(Element data from apps and pages)
#####

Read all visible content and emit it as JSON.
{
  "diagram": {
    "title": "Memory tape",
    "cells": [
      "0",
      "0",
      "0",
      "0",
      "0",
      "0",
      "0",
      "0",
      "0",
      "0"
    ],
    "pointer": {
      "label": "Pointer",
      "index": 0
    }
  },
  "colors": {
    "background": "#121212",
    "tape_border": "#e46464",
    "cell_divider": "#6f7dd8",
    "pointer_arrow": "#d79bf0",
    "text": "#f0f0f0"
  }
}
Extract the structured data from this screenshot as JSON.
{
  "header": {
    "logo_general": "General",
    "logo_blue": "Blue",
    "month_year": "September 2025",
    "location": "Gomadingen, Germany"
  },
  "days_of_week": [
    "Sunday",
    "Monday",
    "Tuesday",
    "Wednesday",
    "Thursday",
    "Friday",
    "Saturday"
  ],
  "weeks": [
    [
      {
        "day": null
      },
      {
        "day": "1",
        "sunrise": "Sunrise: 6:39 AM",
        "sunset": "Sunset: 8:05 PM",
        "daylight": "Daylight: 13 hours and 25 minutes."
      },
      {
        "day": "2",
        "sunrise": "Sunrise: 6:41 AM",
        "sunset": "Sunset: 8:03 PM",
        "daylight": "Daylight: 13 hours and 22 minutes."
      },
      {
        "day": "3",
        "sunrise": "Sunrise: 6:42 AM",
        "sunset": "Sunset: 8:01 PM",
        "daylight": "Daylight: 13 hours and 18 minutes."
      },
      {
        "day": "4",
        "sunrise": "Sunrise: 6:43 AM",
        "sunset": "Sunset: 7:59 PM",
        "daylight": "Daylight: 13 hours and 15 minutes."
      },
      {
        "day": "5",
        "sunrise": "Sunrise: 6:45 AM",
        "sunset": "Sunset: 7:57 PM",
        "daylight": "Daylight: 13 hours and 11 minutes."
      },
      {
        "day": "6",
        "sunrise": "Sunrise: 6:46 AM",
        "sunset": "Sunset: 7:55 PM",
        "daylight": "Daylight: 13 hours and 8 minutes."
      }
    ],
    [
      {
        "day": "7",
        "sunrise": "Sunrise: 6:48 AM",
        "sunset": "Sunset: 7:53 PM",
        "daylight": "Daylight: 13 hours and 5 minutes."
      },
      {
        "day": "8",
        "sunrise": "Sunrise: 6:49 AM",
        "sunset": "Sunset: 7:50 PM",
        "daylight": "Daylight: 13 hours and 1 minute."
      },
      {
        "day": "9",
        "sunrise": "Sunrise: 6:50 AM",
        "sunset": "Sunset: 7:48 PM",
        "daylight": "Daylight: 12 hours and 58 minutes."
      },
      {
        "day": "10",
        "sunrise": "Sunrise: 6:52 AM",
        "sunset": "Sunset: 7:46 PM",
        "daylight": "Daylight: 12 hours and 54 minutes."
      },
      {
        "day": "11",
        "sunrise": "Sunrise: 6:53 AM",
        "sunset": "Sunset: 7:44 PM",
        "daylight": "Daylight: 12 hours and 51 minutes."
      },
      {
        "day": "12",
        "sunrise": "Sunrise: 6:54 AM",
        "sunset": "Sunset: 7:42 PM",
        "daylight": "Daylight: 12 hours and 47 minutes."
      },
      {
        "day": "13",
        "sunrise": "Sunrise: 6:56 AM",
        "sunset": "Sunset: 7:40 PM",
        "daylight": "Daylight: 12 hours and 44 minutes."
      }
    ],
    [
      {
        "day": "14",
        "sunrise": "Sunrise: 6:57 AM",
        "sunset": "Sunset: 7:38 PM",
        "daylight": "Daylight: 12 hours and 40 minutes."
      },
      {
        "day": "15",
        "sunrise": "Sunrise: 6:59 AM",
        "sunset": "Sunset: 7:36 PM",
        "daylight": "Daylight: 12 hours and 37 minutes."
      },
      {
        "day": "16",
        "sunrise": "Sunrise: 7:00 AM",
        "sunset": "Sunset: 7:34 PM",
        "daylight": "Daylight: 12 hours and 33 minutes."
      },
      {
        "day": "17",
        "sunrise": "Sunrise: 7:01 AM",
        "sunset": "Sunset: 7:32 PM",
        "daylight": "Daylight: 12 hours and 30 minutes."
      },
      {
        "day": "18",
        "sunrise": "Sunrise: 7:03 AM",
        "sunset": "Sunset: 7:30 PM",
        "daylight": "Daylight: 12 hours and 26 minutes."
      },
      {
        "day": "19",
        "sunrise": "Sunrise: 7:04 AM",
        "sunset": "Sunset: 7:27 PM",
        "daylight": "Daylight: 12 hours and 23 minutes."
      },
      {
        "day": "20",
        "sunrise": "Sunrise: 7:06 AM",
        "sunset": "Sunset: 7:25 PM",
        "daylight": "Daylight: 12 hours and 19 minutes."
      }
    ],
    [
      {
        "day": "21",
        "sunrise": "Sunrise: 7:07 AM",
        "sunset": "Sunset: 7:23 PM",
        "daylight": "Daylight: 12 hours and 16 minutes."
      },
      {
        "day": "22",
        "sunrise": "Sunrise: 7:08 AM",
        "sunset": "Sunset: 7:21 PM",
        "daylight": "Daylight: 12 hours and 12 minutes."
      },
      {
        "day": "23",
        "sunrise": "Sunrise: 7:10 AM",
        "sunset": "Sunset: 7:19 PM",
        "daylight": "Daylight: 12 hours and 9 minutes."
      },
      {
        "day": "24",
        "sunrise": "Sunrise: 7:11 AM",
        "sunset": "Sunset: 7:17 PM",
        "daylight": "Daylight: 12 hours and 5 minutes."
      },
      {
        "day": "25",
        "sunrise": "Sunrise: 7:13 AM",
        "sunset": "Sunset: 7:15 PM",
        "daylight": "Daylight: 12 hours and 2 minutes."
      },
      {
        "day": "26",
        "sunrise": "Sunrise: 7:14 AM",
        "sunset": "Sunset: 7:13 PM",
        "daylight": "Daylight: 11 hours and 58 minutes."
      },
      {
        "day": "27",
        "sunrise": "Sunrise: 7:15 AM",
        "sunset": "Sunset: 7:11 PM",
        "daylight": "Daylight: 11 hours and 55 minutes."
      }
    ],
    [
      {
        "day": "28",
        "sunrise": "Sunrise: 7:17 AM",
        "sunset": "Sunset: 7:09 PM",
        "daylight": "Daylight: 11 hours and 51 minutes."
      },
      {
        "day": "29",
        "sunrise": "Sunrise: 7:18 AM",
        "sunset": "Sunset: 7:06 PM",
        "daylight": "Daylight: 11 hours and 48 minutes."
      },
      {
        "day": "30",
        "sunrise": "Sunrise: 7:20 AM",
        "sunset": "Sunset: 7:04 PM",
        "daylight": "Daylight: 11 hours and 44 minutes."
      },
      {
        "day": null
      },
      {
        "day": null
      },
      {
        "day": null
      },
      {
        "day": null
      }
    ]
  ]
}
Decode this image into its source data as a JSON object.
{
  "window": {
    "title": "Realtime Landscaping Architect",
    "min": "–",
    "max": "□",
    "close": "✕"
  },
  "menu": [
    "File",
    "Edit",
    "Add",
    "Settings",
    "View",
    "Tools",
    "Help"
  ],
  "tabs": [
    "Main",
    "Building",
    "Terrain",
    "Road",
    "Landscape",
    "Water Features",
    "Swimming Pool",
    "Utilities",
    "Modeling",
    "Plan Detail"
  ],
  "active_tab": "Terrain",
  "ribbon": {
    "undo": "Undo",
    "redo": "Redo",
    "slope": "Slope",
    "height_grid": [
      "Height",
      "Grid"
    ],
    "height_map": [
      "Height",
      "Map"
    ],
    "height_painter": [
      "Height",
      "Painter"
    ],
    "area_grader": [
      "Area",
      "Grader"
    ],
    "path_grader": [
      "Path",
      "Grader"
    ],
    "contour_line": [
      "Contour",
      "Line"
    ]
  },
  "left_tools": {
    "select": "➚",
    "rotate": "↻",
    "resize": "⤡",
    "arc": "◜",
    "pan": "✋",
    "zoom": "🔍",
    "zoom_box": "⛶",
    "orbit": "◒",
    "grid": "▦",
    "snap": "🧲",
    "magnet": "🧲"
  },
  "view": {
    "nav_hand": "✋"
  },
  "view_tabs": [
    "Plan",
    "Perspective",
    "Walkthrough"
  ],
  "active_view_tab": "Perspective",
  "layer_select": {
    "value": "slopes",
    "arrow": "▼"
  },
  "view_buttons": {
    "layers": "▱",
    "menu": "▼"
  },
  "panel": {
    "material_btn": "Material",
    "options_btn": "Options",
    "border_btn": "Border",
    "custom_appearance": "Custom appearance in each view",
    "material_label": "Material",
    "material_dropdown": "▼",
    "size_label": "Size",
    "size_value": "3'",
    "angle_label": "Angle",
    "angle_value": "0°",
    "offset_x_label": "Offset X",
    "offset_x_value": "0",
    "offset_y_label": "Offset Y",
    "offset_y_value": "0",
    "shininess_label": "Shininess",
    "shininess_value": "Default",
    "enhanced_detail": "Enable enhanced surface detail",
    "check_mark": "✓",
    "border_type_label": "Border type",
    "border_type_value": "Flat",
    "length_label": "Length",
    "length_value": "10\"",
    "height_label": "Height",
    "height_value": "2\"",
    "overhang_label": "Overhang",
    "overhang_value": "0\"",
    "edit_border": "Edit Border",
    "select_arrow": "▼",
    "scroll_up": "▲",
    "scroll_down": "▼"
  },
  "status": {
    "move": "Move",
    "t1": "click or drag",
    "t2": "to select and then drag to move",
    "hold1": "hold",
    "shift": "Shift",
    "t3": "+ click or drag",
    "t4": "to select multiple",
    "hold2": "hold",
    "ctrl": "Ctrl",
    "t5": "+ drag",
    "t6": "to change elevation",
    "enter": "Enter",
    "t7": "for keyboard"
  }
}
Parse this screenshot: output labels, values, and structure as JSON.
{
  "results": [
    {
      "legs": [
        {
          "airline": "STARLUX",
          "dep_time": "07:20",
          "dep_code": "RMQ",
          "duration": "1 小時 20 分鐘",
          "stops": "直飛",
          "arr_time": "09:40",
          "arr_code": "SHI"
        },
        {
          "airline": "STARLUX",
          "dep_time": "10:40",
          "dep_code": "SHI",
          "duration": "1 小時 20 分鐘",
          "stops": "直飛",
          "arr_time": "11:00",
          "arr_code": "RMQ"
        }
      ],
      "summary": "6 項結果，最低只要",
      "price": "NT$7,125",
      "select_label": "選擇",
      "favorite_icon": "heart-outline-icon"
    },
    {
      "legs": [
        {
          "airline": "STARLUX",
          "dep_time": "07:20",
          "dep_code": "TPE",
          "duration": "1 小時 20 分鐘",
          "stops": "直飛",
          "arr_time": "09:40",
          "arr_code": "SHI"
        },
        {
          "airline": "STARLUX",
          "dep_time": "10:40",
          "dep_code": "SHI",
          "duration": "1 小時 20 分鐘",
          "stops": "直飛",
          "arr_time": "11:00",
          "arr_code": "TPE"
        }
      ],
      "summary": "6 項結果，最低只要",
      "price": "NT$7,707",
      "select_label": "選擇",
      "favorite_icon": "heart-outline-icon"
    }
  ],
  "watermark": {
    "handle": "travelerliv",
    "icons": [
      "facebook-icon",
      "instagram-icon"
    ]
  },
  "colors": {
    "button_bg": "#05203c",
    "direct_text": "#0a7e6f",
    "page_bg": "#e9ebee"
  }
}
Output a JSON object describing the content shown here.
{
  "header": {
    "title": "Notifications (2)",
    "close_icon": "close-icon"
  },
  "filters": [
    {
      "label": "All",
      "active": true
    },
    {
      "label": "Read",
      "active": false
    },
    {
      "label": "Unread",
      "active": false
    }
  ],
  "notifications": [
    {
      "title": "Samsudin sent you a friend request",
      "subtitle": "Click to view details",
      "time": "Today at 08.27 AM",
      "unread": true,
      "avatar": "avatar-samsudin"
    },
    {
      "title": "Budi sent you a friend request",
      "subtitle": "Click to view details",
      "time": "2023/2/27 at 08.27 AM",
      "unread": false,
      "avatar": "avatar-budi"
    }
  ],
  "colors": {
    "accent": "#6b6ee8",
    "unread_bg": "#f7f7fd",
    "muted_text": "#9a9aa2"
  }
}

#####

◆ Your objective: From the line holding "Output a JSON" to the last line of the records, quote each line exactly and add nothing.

◆ Exercise solution:
Output a JSON object describing the content shown here.
{
  "header": {
    "title": "Notifications (2)",
    "close_icon": "close-icon"
  },
  "filters": [
    {
      "label": "All",
      "active": true
    },
    {
      "label": "Read",
      "active": false
    },
    {
      "label": "Unread",
      "active": false
    }
  ],
  "notifications": [
    {
      "title": "Samsudin sent you a friend request",
      "subtitle": "Click to view details",
      "time": "Today at 08.27 AM",
      "unread": true,
      "avatar": "avatar-samsudin"
    },
    {
      "title": "Budi sent you a friend request",
      "subtitle": "Click to view details",
      "time": "2023/2/27 at 08.27 AM",
      "unread": false,
      "avatar": "avatar-budi"
    }
  ],
  "colors": {
    "accent": "#6b6ee8",
    "unread_bg": "#f7f7fd",
    "muted_text": "#9a9aa2"
  }
}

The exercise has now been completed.